The United States is not really united at all. The Eastern States of America is run by Washington DC. The Western States of America now has it’s capital in Dallas, Texas, another major city that has become a giant-sized version of Venice. The Independent Republic of California is now, well, independent. There is only one President, and only one White House. The relationship of all these pieces is being worked out. The United States, if it could be called that, is limping along, far past its peak of world prominence.
That was fine with Carlton. He paid attention to the news coming out of Europe and the Asia-Pacific zone, but he was happy to be left alone in a peaceful little spot here in the heartland of The Western States of America. This was one of the few places where there was stability. Owning a home and having a job were still possible. It was feasible that a soul could spend their days being bored silly.
Salt City had been a work in progress for twenty years. Directly west of Antelope Island, Utah, it was built on an island of rock in the midst of the Great Salt Lake. You take I-80 west out of Salt Lake City, and the turn off is just after Burmester, before you get to Skull Valley. The domes were built first, their geometrical perfection was a masterpiece of engineering that had taken years to complete. Once the framework was constructed the domes were sealed with glass and plastic and a system of environmental controls installed. This did everything from opening the windows to misting the air, providing an exquisitely comfortable environment.
People had been living here all that time engineering and building, but it was very exclusive. Of the millions of Americans that were displaced or living in very poor conditions, only a select few had been invited to be part of the population of Salt City. It was intended to be a model, a prototype of the way in which all people would one day be living.
No one believed that hype any more. The decline in the economy and lawlessness in places made it unlikely that there would be any more dome cities. The once powerful streak of American idealism was on the verge of being snuffed out by the spasms of a tortured earth.
Yet there was at least a small ray of hope. For the time being, at least, the people of Salt City could set aside the darkness that brooded on the fringe of their consciousness and have a big celebration. Now it was going to be official. The dedication of the city was today.
Carlton was installing the computer system in the Salt City Municipal Library, and working up a sweat trying to finish in time. He was on his back on the floor beneath a terminal in the circulation desk of the main lobby. His head and shoulders were crammed into the space under the counter when a pair of shapely legs stood beside him. Carlton considered them carefully. Two finely sculpted calves were there beside him, hanging out the bottom of a pencil skirt. Carlton’s work momentarily forgotten, he followed the shape of those calves down to feet in simple black pumps.
Carlton had been holding his breath and biting his tongue in concentration, worming his fingers into the underside of the terminal, but now he gently released the breath in a steady stream. A skirt. Most of the skirts he had ever seen had been clothing the body of a girl he went to high school history with. The girl with the red eyeglasses.

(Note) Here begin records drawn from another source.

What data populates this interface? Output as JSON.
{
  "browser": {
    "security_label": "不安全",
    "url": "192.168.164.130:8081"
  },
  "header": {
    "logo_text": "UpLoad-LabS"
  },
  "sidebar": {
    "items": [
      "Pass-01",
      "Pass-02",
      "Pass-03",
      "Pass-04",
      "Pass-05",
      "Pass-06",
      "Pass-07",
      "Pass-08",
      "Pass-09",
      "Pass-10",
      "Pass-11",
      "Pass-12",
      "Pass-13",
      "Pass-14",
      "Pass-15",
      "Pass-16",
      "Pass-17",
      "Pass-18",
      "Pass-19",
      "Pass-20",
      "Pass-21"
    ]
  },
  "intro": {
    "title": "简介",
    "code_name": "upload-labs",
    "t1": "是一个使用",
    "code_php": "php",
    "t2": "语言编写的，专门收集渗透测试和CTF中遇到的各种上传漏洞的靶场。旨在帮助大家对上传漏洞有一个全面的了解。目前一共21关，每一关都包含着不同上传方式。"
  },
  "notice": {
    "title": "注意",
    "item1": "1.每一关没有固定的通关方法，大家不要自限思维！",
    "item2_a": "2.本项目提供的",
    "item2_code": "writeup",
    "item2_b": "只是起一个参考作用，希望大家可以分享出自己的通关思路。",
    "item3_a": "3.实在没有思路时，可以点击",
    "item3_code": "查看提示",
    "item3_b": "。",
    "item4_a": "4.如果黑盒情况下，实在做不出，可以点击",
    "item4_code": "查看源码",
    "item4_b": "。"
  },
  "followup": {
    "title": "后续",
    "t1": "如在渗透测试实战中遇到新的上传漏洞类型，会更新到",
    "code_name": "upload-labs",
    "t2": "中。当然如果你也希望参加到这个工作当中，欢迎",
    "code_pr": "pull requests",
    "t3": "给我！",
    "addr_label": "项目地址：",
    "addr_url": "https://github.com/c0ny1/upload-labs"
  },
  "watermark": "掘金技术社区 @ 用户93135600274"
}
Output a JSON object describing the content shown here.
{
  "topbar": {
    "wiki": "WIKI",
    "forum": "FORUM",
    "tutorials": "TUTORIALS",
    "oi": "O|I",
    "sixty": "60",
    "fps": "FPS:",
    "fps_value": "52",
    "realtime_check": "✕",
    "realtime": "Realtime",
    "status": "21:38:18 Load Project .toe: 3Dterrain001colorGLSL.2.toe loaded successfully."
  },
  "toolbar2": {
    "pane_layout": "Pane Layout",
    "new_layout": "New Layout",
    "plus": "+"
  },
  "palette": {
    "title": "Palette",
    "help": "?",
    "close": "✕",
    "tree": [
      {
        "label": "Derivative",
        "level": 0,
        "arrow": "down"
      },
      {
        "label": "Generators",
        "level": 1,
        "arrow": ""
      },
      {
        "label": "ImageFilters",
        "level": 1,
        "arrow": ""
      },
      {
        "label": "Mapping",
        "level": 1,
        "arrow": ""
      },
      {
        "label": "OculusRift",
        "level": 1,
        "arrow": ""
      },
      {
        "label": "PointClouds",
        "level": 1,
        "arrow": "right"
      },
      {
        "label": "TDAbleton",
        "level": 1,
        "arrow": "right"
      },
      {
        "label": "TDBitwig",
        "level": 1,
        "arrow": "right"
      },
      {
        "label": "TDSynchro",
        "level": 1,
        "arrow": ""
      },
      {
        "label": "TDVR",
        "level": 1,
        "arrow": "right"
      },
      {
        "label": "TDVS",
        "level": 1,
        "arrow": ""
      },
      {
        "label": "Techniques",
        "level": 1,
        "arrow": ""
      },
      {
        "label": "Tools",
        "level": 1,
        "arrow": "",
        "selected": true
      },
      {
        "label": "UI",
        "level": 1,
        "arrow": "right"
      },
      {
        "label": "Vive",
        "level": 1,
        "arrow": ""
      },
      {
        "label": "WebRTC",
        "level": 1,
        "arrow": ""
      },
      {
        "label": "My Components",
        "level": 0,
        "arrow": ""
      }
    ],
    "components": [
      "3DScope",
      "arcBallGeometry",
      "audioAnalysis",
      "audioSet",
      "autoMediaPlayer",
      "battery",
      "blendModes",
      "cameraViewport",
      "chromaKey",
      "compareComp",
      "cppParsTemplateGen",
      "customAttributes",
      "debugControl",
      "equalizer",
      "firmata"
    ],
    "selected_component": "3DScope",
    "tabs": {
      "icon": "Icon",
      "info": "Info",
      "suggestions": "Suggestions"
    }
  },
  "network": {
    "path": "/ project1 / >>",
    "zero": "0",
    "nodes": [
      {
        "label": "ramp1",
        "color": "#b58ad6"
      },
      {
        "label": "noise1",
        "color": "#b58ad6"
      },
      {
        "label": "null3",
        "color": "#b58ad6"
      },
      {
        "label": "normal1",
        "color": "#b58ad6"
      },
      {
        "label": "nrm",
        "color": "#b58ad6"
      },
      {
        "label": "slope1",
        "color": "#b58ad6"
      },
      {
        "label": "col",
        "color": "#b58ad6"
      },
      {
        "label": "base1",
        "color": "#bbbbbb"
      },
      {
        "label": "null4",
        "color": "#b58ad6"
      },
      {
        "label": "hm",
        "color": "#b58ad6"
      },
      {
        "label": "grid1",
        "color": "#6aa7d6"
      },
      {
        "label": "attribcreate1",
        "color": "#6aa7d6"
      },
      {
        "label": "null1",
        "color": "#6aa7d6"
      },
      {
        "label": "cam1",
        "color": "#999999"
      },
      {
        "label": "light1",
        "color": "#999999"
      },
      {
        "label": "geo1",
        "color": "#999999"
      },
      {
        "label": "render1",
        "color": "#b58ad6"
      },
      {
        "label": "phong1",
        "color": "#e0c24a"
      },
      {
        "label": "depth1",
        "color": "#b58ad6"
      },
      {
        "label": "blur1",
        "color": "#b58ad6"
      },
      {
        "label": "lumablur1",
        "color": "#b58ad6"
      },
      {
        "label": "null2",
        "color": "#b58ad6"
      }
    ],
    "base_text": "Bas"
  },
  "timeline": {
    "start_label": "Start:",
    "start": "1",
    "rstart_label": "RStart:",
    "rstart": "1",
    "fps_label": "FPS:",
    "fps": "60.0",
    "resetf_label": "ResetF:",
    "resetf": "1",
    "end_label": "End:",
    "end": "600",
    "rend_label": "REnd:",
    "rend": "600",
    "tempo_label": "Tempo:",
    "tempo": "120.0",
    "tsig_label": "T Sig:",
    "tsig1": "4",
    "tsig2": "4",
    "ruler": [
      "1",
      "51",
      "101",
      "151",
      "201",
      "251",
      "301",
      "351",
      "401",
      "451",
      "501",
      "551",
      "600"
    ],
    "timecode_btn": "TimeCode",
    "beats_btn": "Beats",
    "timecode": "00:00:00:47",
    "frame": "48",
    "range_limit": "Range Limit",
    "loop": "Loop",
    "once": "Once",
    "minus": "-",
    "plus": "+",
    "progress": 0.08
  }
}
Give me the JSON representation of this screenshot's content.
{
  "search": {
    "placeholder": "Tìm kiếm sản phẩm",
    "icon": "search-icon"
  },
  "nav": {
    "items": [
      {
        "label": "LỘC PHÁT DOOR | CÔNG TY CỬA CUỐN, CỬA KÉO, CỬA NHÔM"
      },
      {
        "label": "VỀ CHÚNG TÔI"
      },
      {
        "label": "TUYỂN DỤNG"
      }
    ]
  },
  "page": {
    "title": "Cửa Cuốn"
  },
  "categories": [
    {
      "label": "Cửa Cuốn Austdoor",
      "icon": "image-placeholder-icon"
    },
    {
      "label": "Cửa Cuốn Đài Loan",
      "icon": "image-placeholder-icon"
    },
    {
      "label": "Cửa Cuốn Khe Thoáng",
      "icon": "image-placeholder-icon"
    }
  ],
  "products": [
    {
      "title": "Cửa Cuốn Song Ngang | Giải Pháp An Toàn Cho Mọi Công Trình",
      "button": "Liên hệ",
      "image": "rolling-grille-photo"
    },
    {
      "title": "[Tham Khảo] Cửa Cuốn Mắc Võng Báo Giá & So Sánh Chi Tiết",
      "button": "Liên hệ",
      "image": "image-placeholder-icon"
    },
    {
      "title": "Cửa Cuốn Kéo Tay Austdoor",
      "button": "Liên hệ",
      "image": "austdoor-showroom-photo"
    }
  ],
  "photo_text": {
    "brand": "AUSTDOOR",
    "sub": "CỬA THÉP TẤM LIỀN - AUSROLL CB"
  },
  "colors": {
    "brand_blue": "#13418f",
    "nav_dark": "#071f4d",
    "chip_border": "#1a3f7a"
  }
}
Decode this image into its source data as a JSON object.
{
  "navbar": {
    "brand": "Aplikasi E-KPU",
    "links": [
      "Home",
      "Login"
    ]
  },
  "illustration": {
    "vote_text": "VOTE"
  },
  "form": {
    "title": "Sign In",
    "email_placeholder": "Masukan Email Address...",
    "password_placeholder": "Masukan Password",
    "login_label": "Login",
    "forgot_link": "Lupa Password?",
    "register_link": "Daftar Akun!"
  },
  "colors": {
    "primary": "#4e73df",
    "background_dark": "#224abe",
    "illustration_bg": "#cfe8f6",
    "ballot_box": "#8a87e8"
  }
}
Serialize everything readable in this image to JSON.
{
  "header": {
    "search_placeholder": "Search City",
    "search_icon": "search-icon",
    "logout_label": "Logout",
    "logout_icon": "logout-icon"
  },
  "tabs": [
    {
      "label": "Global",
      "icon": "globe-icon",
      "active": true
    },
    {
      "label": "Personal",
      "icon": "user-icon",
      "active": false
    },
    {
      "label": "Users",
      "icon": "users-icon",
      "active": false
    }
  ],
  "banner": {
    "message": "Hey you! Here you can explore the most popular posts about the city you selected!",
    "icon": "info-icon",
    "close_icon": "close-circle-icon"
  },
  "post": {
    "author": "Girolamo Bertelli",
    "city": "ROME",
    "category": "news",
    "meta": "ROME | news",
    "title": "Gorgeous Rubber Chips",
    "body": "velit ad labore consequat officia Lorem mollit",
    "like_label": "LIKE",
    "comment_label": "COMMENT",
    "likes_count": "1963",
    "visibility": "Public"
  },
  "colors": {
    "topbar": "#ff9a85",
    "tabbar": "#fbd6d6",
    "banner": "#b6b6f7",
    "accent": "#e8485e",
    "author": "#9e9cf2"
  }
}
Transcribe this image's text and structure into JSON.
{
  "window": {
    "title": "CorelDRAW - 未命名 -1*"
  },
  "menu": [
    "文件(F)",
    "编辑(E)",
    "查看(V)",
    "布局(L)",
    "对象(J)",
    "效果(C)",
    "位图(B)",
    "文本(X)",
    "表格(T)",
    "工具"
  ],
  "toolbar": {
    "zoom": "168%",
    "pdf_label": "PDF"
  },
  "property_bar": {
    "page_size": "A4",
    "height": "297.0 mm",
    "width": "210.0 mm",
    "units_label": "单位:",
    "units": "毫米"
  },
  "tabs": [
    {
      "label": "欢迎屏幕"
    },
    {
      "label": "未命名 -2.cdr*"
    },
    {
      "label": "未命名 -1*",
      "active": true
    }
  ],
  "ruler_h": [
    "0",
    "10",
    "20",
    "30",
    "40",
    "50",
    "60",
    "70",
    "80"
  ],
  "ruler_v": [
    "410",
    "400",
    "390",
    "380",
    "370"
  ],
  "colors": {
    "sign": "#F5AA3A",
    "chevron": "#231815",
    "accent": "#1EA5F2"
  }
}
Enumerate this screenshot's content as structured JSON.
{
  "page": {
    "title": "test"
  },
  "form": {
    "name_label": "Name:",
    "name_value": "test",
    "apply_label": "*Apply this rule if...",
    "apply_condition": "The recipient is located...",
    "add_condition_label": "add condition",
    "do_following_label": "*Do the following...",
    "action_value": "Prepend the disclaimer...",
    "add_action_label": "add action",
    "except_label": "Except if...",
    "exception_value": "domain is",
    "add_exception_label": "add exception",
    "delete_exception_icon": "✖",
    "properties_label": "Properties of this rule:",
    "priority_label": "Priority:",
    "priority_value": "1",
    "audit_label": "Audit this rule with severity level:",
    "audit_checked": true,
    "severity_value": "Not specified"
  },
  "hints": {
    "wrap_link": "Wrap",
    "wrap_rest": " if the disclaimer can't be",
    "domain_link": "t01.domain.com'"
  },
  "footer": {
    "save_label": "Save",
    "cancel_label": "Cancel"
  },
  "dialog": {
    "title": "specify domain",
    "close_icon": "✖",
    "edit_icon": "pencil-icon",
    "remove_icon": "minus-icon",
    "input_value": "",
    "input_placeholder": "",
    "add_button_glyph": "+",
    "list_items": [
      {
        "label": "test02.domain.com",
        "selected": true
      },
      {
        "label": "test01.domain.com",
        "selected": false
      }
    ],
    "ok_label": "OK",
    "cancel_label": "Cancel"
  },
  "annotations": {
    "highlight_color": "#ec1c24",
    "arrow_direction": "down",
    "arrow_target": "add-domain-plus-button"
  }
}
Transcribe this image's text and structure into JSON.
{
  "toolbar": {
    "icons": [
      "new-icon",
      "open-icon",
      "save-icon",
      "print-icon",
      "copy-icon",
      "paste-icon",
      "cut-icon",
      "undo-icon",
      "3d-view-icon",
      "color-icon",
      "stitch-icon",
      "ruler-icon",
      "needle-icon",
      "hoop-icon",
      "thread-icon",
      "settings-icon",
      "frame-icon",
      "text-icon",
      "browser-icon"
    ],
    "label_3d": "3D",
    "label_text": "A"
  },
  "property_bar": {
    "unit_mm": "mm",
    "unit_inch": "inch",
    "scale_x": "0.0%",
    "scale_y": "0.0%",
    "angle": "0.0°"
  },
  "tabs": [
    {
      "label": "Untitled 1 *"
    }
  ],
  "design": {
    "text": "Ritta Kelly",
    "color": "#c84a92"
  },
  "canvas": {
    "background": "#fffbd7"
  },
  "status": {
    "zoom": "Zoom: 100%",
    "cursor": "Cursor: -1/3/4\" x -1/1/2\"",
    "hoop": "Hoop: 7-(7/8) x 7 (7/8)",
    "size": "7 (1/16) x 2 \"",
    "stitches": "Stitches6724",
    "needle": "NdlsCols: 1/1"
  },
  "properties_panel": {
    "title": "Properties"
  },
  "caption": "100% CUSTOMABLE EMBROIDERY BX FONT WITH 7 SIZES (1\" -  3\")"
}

Rachel Robbins, the girl that he could never forget. Now he was completely distracted. While contemplating the elegance of the curves and the fine skin he let his mind wander back to his youth. His first crush had been the girl who wore the red eyeglasses and skirts. He daydreamed about that girl. He had loved her in secret all those far off days of high school.
“Wow, nice legs,” Carlton murmured quietly, shook his head, and re-applied himself to finishing his task, packing away the bundles of wires and tubing.